**** Entries supplied ****

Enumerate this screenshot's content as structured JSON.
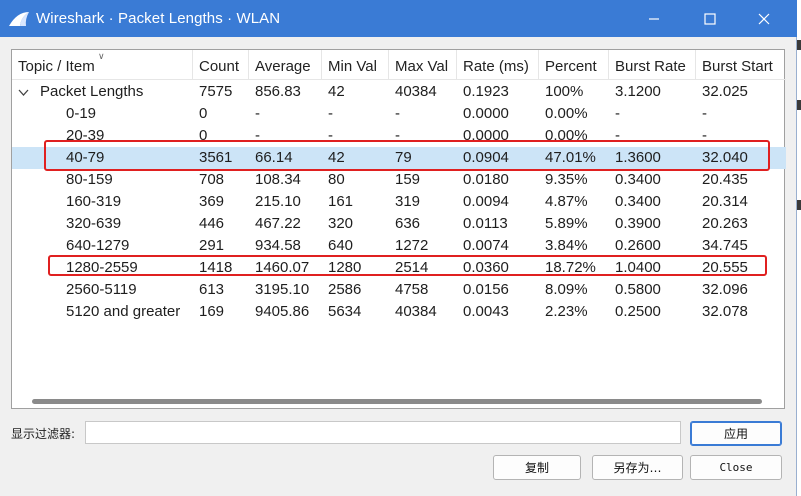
{
  "window": {
    "title": "Wireshark · Packet Lengths · WLAN",
    "accent": "#3a7bd5",
    "min_icon": "minimize-icon",
    "max_icon": "maximize-icon",
    "close_icon": "close-icon"
  },
  "table": {
    "columns": [
      "Topic / Item",
      "Count",
      "Average",
      "Min Val",
      "Max Val",
      "Rate (ms)",
      "Percent",
      "Burst Rate",
      "Burst Start"
    ],
    "rows": [
      {
        "item": "Packet Lengths",
        "count": "7575",
        "average": "856.83",
        "min": "42",
        "max": "40384",
        "rate": "0.1923",
        "percent": "100%",
        "burst_rate": "3.1200",
        "burst_start": "32.025"
      },
      {
        "item": "0-19",
        "count": "0",
        "average": "-",
        "min": "-",
        "max": "-",
        "rate": "0.0000",
        "percent": "0.00%",
        "burst_rate": "-",
        "burst_start": "-"
      },
      {
        "item": "20-39",
        "count": "0",
        "average": "-",
        "min": "-",
        "max": "-",
        "rate": "0.0000",
        "percent": "0.00%",
        "burst_rate": "-",
        "burst_start": "-"
      },
      {
        "item": "40-79",
        "count": "3561",
        "average": "66.14",
        "min": "42",
        "max": "79",
        "rate": "0.0904",
        "percent": "47.01%",
        "burst_rate": "1.3600",
        "burst_start": "32.040"
      },
      {
        "item": "80-159",
        "count": "708",
        "average": "108.34",
        "min": "80",
        "max": "159",
        "rate": "0.0180",
        "percent": "9.35%",
        "burst_rate": "0.3400",
        "burst_start": "20.435"
      },
      {
        "item": "160-319",
        "count": "369",
        "average": "215.10",
        "min": "161",
        "max": "319",
        "rate": "0.0094",
        "percent": "4.87%",
        "burst_rate": "0.3400",
        "burst_start": "20.314"
      },
      {
        "item": "320-639",
        "count": "446",
        "average": "467.22",
        "min": "320",
        "max": "636",
        "rate": "0.0113",
        "percent": "5.89%",
        "burst_rate": "0.3900",
        "burst_start": "20.263"
      },
      {
        "item": "640-1279",
        "count": "291",
        "average": "934.58",
        "min": "640",
        "max": "1272",
        "rate": "0.0074",
        "percent": "3.84%",
        "burst_rate": "0.2600",
        "burst_start": "34.745"
      },
      {
        "item": "1280-2559",
        "count": "1418",
        "average": "1460.07",
        "min": "1280",
        "max": "2514",
        "rate": "0.0360",
        "percent": "18.72%",
        "burst_rate": "1.0400",
        "burst_start": "20.555"
      },
      {
        "item": "2560-5119",
        "count": "613",
        "average": "3195.10",
        "min": "2586",
        "max": "4758",
        "rate": "0.0156",
        "percent": "8.09%",
        "burst_rate": "0.5800",
        "burst_start": "32.096"
      },
      {
        "item": "5120 and greater",
        "count": "169",
        "average": "9405.86",
        "min": "5634",
        "max": "40384",
        "rate": "0.0043",
        "percent": "2.23%",
        "burst_rate": "0.2500",
        "burst_start": "32.078"
      }
    ],
    "selected_row": "40-79",
    "highlighted_rows": [
      "40-79",
      "1280-2559"
    ],
    "highlight_color": "#e02020",
    "selection_color": "#cce4f7"
  },
  "footer": {
    "filter_label": "显示过滤器:",
    "filter_value": "",
    "apply_label": "应用",
    "copy_label": "复制",
    "save_as_label": "另存为…",
    "close_label": "Close"
  }
}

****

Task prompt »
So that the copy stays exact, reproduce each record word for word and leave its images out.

Answer section »
Enumerate this screenshot's content as structured JSON.
{
  "window": {
    "title": "Wireshark · Packet Lengths · WLAN",
    "accent": "#3a7bd5",
    "min_icon": "minimize-icon",
    "max_icon": "maximize-icon",
    "close_icon": "close-icon"
  },
  "table": {
    "columns": [
      "Topic / Item",
      "Count",
      "Average",
      "Min Val",
      "Max Val",
      "Rate (ms)",
      "Percent",
      "Burst Rate",
      "Burst Start"
    ],
    "rows": [
      {
        "item": "Packet Lengths",
        "count": "7575",
        "average": "856.83",
        "min": "42",
        "max": "40384",
        "rate": "0.1923",
        "percent": "100%",
        "burst_rate": "3.1200",
        "burst_start": "32.025"
      },
      {
        "item": "0-19",
        "count": "0",
        "average": "-",
        "min": "-",
        "max": "-",
        "rate": "0.0000",
        "percent": "0.00%",
        "burst_rate": "-",
        "burst_start": "-"
      },
      {
        "item": "20-39",
        "count": "0",
        "average": "-",
        "min": "-",
        "max": "-",
        "rate": "0.0000",
        "percent": "0.00%",
        "burst_rate": "-",
        "burst_start": "-"
      },
      {
        "item": "40-79",
        "count": "3561",
        "average": "66.14",
        "min": "42",
        "max": "79",
        "rate": "0.0904",
        "percent": "47.01%",
        "burst_rate": "1.3600",
        "burst_start": "32.040"
      },
      {
        "item": "80-159",
        "count": "708",
        "average": "108.34",
        "min": "80",
        "max": "159",
        "rate": "0.0180",
        "percent": "9.35%",
        "burst_rate": "0.3400",
        "burst_start": "20.435"
      },
      {
        "item": "160-319",
        "count": "369",
        "average": "215.10",
        "min": "161",
        "max": "319",
        "rate": "0.0094",
        "percent": "4.87%",
        "burst_rate": "0.3400",
        "burst_start": "20.314"
      },
      {
        "item": "320-639",
        "count": "446",
        "average": "467.22",
        "min": "320",
        "max": "636",
        "rate": "0.0113",
        "percent": "5.89%",
        "burst_rate": "0.3900",
        "burst_start": "20.263"
      },
      {
        "item": "640-1279",
        "count": "291",
        "average": "934.58",
        "min": "640",
        "max": "1272",
        "rate": "0.0074",
        "percent": "3.84%",
        "burst_rate": "0.2600",
        "burst_start": "34.745"
      },
      {
        "item": "1280-2559",
        "count": "1418",
        "average": "1460.07",
        "min": "1280",
        "max": "2514",
        "rate": "0.0360",
        "percent": "18.72%",
        "burst_rate": "1.0400",
        "burst_start": "20.555"
      },
      {
        "item": "2560-5119",
        "count": "613",
        "average": "3195.10",
        "min": "2586",
        "max": "4758",
        "rate": "0.0156",
        "percent": "8.09%",
        "burst_rate": "0.5800",
        "burst_start": "32.096"
      },
      {
        "item": "5120 and greater",
        "count": "169",
        "average": "9405.86",
        "min": "5634",
        "max": "40384",
        "rate": "0.0043",
        "percent": "2.23%",
        "burst_rate": "0.2500",
        "burst_start": "32.078"
      }
    ],
    "selected_row": "40-79",
    "highlighted_rows": [
      "40-79",
      "1280-2559"
    ],
    "highlight_color": "#e02020",
    "selection_color": "#cce4f7"
  },
  "footer": {
    "filter_label": "显示过滤器:",
    "filter_value": "",
    "apply_label": "应用",
    "copy_label": "复制",
    "save_as_label": "另存为…",
    "close_label": "Close"
  }
}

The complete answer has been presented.